PROBLEM DETAILS
Write out each line of the entries below that holds the word "between".

RECORDS SUPPLIED

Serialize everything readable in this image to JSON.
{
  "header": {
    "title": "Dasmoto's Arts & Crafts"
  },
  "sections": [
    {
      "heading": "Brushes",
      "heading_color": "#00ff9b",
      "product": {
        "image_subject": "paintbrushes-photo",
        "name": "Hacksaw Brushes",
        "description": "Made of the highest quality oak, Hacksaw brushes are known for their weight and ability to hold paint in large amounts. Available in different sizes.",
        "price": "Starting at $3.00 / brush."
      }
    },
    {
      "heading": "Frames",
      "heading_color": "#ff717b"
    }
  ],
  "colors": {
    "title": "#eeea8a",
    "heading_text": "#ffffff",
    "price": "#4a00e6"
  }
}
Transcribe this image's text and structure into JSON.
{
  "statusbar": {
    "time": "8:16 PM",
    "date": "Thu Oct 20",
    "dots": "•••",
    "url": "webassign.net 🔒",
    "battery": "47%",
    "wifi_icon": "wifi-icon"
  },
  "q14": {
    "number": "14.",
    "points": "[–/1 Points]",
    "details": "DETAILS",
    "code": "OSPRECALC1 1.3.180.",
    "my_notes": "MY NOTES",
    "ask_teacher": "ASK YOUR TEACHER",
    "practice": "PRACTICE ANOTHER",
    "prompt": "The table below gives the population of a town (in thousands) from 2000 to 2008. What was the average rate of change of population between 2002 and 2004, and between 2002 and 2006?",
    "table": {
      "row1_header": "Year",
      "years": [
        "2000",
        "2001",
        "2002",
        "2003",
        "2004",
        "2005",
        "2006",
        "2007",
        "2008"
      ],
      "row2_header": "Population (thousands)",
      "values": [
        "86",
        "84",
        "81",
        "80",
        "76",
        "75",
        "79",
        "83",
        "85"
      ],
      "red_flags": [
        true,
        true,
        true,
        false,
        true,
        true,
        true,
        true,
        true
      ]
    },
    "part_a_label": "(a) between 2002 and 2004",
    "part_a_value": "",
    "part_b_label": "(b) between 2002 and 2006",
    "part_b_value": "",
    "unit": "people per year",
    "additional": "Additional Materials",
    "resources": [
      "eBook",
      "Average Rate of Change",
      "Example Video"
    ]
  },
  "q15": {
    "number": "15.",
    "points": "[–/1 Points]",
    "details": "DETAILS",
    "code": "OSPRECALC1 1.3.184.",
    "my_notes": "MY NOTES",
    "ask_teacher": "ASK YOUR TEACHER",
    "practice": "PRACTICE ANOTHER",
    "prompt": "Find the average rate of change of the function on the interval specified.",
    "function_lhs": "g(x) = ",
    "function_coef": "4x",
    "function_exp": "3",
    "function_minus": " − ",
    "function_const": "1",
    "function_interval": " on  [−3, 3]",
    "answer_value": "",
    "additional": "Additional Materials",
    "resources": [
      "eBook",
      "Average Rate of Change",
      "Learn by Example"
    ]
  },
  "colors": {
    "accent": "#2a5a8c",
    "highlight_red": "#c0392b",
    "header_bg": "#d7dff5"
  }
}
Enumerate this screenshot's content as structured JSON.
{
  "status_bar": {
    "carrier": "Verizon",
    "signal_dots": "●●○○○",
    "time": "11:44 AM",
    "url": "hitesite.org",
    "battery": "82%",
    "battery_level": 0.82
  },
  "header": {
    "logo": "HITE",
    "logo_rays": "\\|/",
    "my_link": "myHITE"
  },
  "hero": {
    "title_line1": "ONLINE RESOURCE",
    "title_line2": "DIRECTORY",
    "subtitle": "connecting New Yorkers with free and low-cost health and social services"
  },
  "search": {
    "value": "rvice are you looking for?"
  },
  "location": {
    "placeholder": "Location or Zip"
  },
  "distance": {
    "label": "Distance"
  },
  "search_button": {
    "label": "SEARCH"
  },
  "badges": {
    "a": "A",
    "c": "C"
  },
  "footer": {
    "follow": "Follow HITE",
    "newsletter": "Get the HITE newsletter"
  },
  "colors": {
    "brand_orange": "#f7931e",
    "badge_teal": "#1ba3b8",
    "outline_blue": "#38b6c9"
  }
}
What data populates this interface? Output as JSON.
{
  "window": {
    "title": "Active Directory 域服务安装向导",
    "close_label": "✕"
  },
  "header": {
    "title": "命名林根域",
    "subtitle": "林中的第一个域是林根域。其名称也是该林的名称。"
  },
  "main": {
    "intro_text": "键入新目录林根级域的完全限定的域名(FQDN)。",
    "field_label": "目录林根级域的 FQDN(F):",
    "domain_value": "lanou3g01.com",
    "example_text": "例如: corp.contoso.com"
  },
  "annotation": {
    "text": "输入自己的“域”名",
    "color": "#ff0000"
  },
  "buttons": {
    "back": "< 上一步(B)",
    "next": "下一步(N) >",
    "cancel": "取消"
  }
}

OUTPUT BELOW
    "prompt": "The table below gives the population of a town (in thousands) from 2000 to 2008. What was the average rate of change of population between 2002 and 2004, and between 2002 and 2006?",
    "part_a_label": "(a) between 2002 and 2004",
    "part_b_label": "(b) between 2002 and 2006",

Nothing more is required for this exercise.